The regulator said the firm had not been authorised to transport schoolchildren in Florida, and said the test was “irresponsible” and “inappropriate”.
Transdev said it would stop the test a week early.
The firm said it believed the pilot met testing requirements.
But the National Highway Traffic Safety Administration (NHTSA) said the test of the EZ10 Generation II driverless shuttle in the Babcock Ranch community in Florida was outside the scope of what the firm had been authorised to do.
“Innovation must not come at the risk of public safety,” Heidi King, NHTSA deputy administrator said in a statement on Monday.
“Using a non-compliant test vehicle to transport children is irresponsible, inappropriate, and in direct violation of the terms of Transdev’s approved test project,” she added.

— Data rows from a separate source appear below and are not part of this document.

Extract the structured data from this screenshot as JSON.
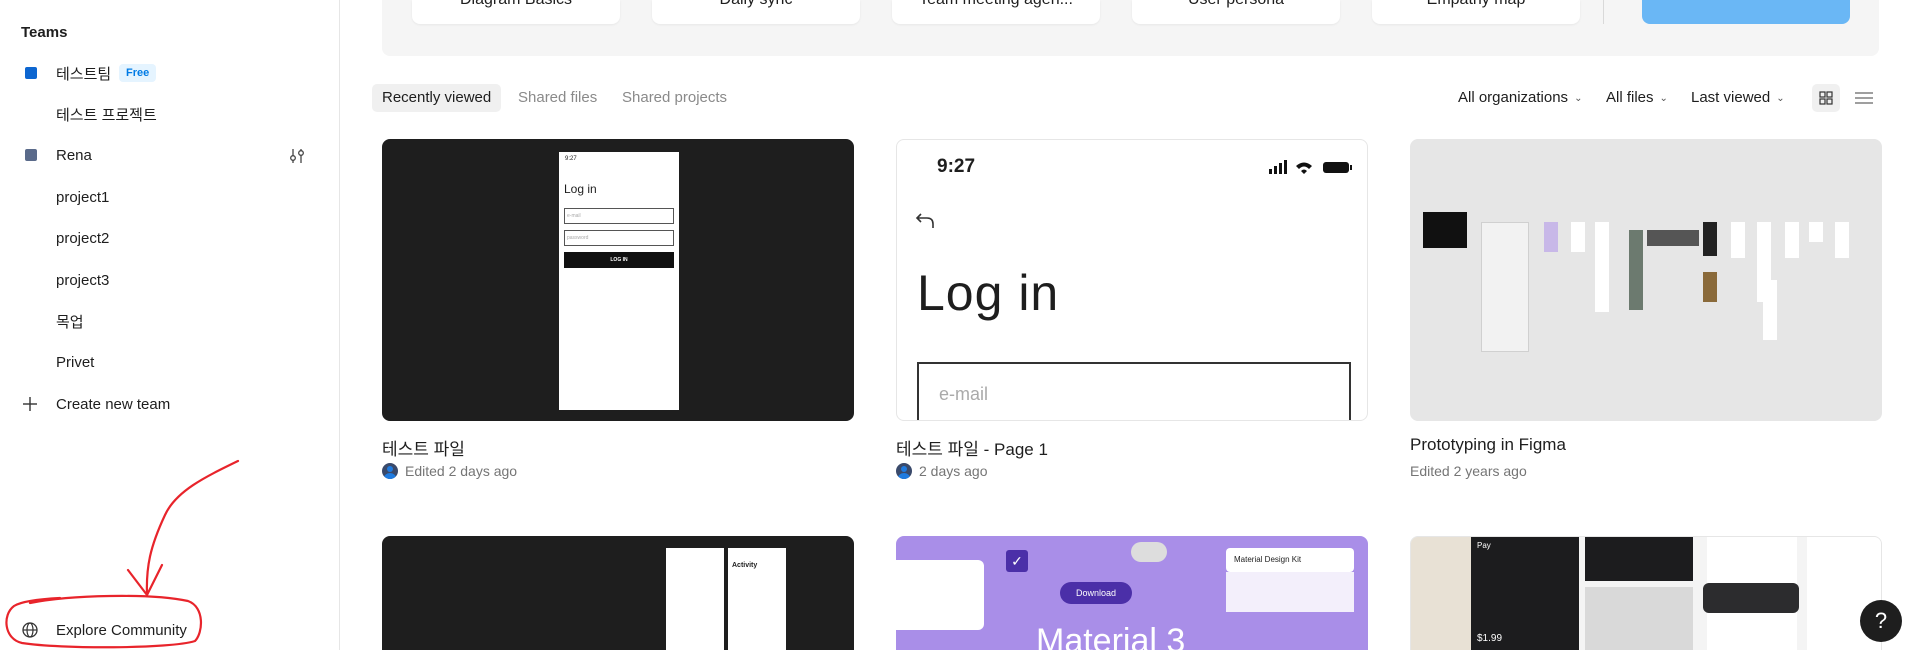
{
  "sidebar": {
    "title": "Teams",
    "items": [
      {
        "label": "테스트팀",
        "badge": "Free",
        "color": "#0d66d0"
      },
      {
        "label": "테스트 프로젝트"
      },
      {
        "label": "Rena",
        "color": "#5a6a8a"
      },
      {
        "label": "project1"
      },
      {
        "label": "project2"
      },
      {
        "label": "project3"
      },
      {
        "label": "목업"
      },
      {
        "label": "Privet"
      },
      {
        "label": "Create new team",
        "icon": "plus-icon"
      }
    ],
    "explore": {
      "label": "Explore Community",
      "icon": "globe-icon"
    }
  },
  "templates": [
    {
      "label": "Diagram Basics"
    },
    {
      "label": "Daily sync"
    },
    {
      "label": "Team meeting agen..."
    },
    {
      "label": "User persona"
    },
    {
      "label": "Empathy map"
    }
  ],
  "tabs": [
    {
      "label": "Recently viewed"
    },
    {
      "label": "Shared files"
    },
    {
      "label": "Shared projects"
    }
  ],
  "filters": {
    "organizations": "All organizations",
    "files": "All files",
    "sort": "Last viewed"
  },
  "files": [
    {
      "name": "테스트 파일",
      "meta": "Edited 2 days ago",
      "avatar": true,
      "phone": {
        "time": "9:27",
        "title": "Log in",
        "email": "e-mail",
        "password": "password",
        "button": "LOG IN"
      }
    },
    {
      "name": "테스트 파일 - Page 1",
      "meta": "2 days ago",
      "avatar": true,
      "phone": {
        "time": "9:27",
        "title": "Log in",
        "email": "e-mail"
      }
    },
    {
      "name": "Prototyping in Figma",
      "meta": "Edited 2 years ago",
      "avatar": false
    }
  ],
  "second_row": {
    "activity": "Activity",
    "material_kit": "Material Design Kit",
    "download": "Download",
    "material_title": "Material 3",
    "pay": "Pay",
    "price": "$1.99"
  },
  "help": "?",
  "colors": {
    "accent": "#0d66d0",
    "annotation": "#e8242b",
    "badge_bg": "#e5f4ff",
    "badge_text": "#007be5"
  }
}
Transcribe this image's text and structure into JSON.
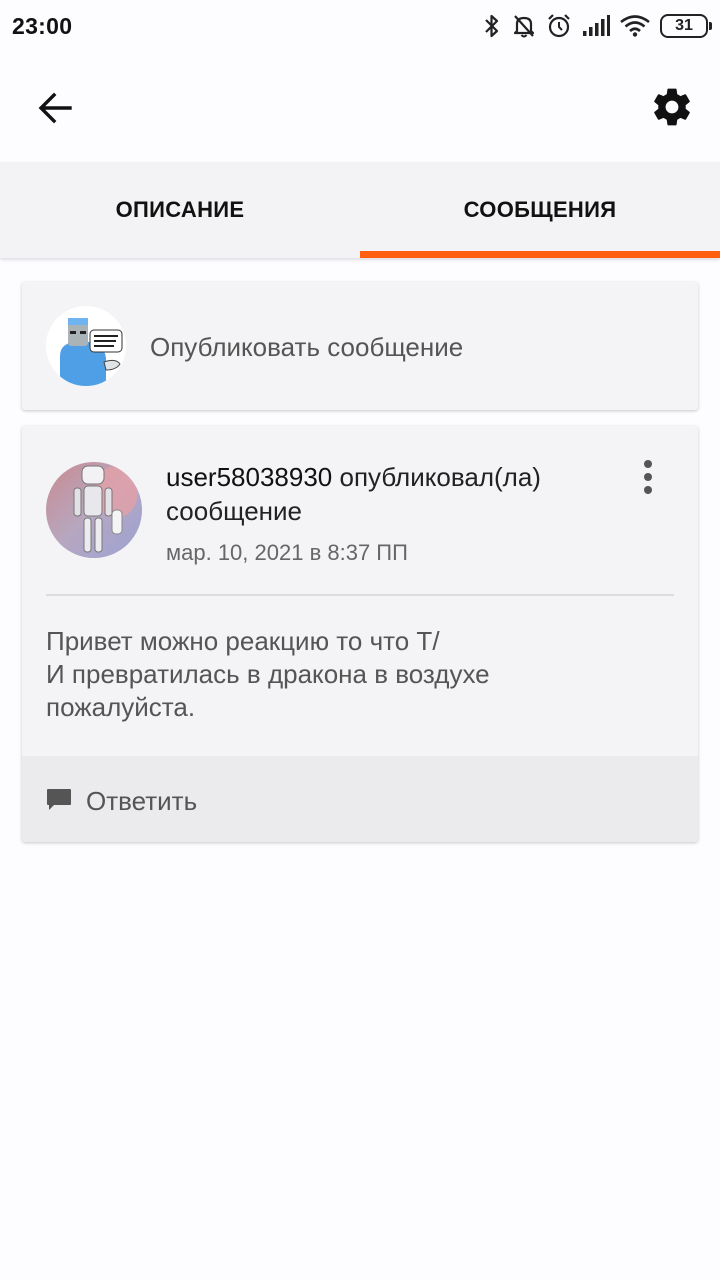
{
  "status_bar": {
    "time": "23:00",
    "battery": "31",
    "icons": [
      "bluetooth-icon",
      "notifications-off-icon",
      "alarm-icon",
      "signal-icon",
      "wifi-icon",
      "battery-icon"
    ]
  },
  "toolbar": {
    "back_icon": "arrow-back-icon",
    "settings_icon": "gear-icon"
  },
  "tabs": [
    {
      "label": "ОПИСАНИЕ",
      "active": false
    },
    {
      "label": "СООБЩЕНИЯ",
      "active": true
    }
  ],
  "compose": {
    "placeholder": "Опубликовать сообщение",
    "avatar_icon": "user-avatar"
  },
  "post": {
    "username": "user58038930",
    "action": " опубликовал(ла) сообщение",
    "date": "мар. 10, 2021 в 8:37 ПП",
    "body_lines": [
      "Привет можно реакцию то что Т/",
      "И превратилась в дракона в воздухе",
      "пожалуйста."
    ],
    "more_icon": "more-vertical-icon",
    "reply_label": "Ответить",
    "reply_icon": "comment-icon"
  },
  "colors": {
    "accent": "#ff5f0f",
    "background": "#fdfcff",
    "card": "#f4f3f6",
    "tabbar": "#f3f2f5"
  }
}
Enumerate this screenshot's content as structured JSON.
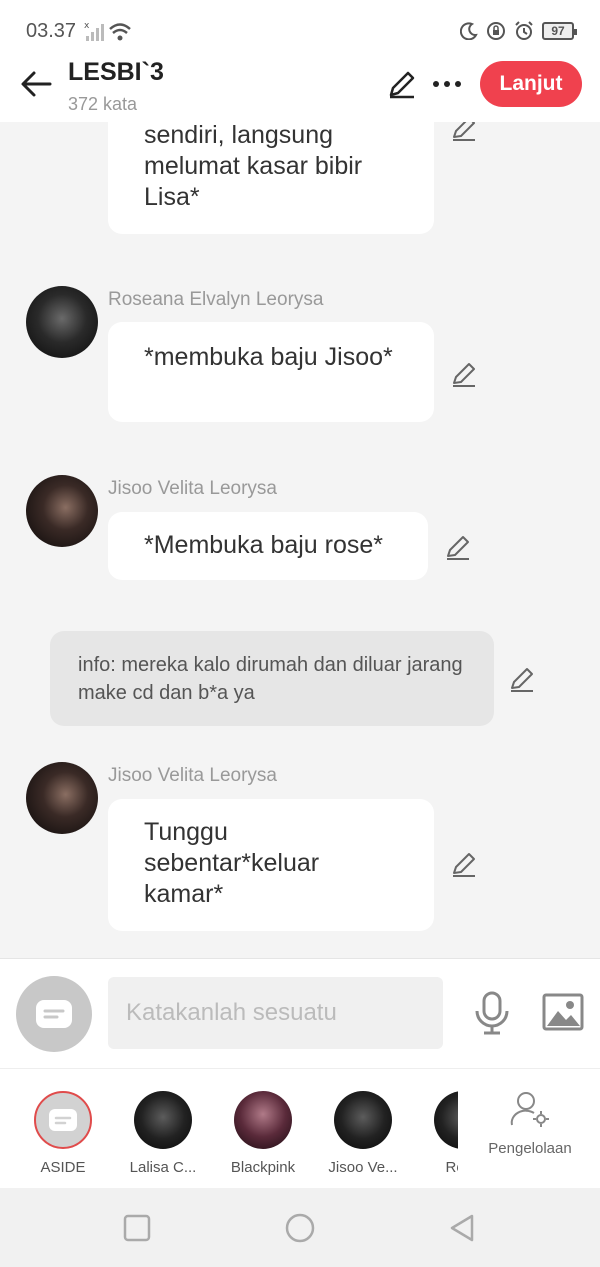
{
  "status_bar": {
    "time": "03.37",
    "battery": "97"
  },
  "header": {
    "title": "LESBI`3",
    "subtitle": "372 kata",
    "next_label": "Lanjut"
  },
  "messages": [
    {
      "type": "continued",
      "text": "sendiri, langsung melumat kasar bibir Lisa*"
    },
    {
      "type": "character",
      "name": "Roseana Elvalyn Leorysa",
      "text": "*membuka baju Jisoo*"
    },
    {
      "type": "character",
      "name": "Jisoo Velita Leorysa",
      "text": "*Membuka baju rose*"
    },
    {
      "type": "aside",
      "text": "info: mereka kalo dirumah dan diluar jarang make cd dan b*a ya"
    },
    {
      "type": "character",
      "name": "Jisoo Velita Leorysa",
      "text": "Tunggu sebentar*keluar kamar*"
    }
  ],
  "composer": {
    "placeholder": "Katakanlah sesuatu"
  },
  "characters": [
    {
      "label": "ASIDE"
    },
    {
      "label": "Lalisa C..."
    },
    {
      "label": "Blackpink"
    },
    {
      "label": "Jisoo Ve..."
    },
    {
      "label": "Rose"
    }
  ],
  "manage_label": "Pengelolaan",
  "colors": {
    "accent": "#f0414e",
    "bubble": "#ffffff",
    "aside_bubble": "#e6e6e6",
    "background": "#f4f4f4"
  }
}
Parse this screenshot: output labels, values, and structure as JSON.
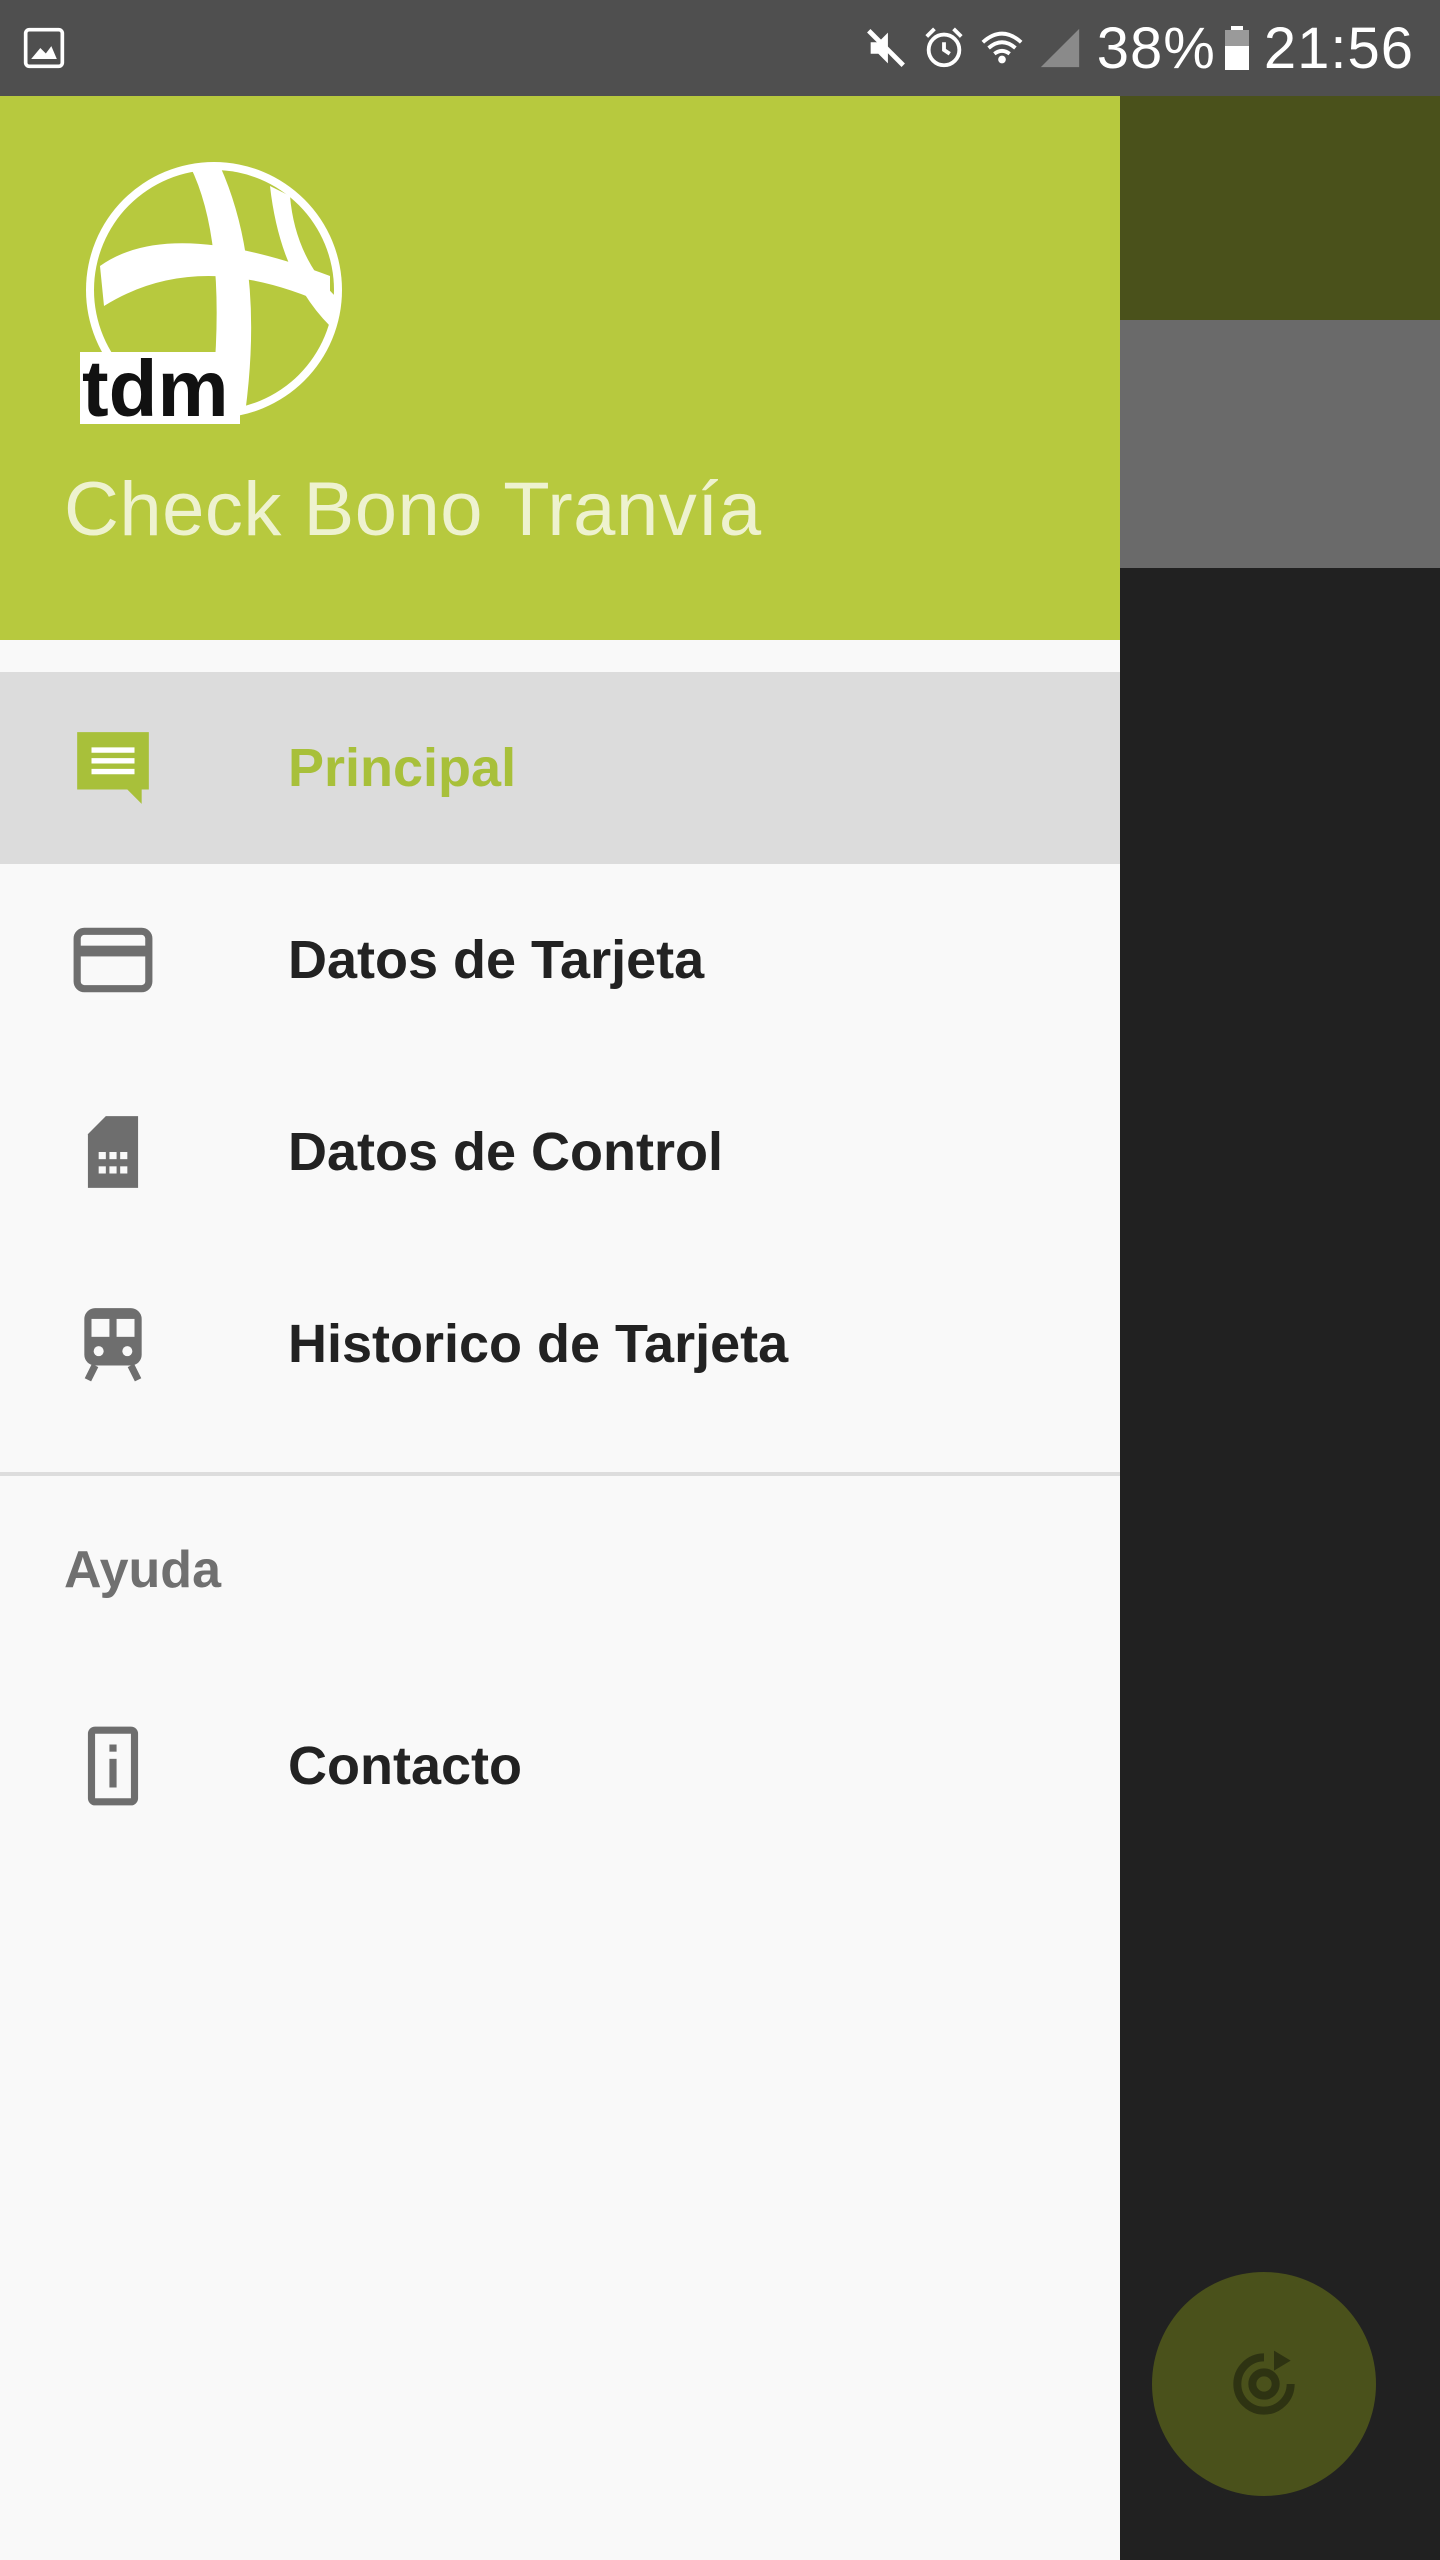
{
  "status_bar": {
    "battery_percent": "38%",
    "time": "21:56",
    "icons": [
      "image-icon",
      "mute-icon",
      "alarm-icon",
      "wifi-icon",
      "signal-icon",
      "battery-icon"
    ]
  },
  "drawer": {
    "header": {
      "logo_text": "tdm",
      "title": "Check Bono Tranvía",
      "color": "#b7c93e"
    },
    "items": [
      {
        "label": "Principal",
        "icon": "message-icon",
        "selected": true
      },
      {
        "label": "Datos de Tarjeta",
        "icon": "credit-card-icon",
        "selected": false
      },
      {
        "label": "Datos de Control",
        "icon": "sim-card-icon",
        "selected": false
      },
      {
        "label": "Historico de Tarjeta",
        "icon": "train-icon",
        "selected": false
      }
    ],
    "section_title": "Ayuda",
    "help_items": [
      {
        "label": "Contacto",
        "icon": "info-icon"
      }
    ]
  },
  "fab": {
    "icon": "refresh-icon"
  },
  "colors": {
    "accent": "#b7c93e",
    "selected_text": "#a8c03a",
    "status_bar": "#4f4f4f"
  }
}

The NHTSA said it had given Transdev permission in March to import the driverless shuttle on a temporary basis for testing and demonstration purposes, but not as a school bus.
The regulator said it had sent a letter to the firm ordering it to “immediately stop transporting schoolchildren” or risk fines, “the voiding of the temporary importation authorisation, and/or the exportation of the vehicle”.
Transdev said it had voluntarily agreed to stop the test and that the “small pilot was operating safely, without any issues, in a highly controlled environment”.
The company said it believed the pilot met the requirements of the testing and demonstration project approved by NHTSA for adults and children to ride on the same route.
It added that it did not sacrifice safety for progress, would never do so, and was committed to complying with regulations.
In August the firm said the fully electric shuttle for 12 people, which would operate with a safety attendant, had a top speed of 8mph, with a potential of reaching 30mph.
Transdev North America is a unit of Transdev, which is controlled by French state-owned investment fund Caisse des Depots et Consignations.
There are a number of low-speed, self-driving shuttles being tested in cities around the world with others planned.
In November 2017, a self-driving shuttle bus in Las Vegas was involved in a crash on its first day of service, which police said was the fault of the human driver of a lorry.
In the UK, driverless buses are being developed in Cambridge.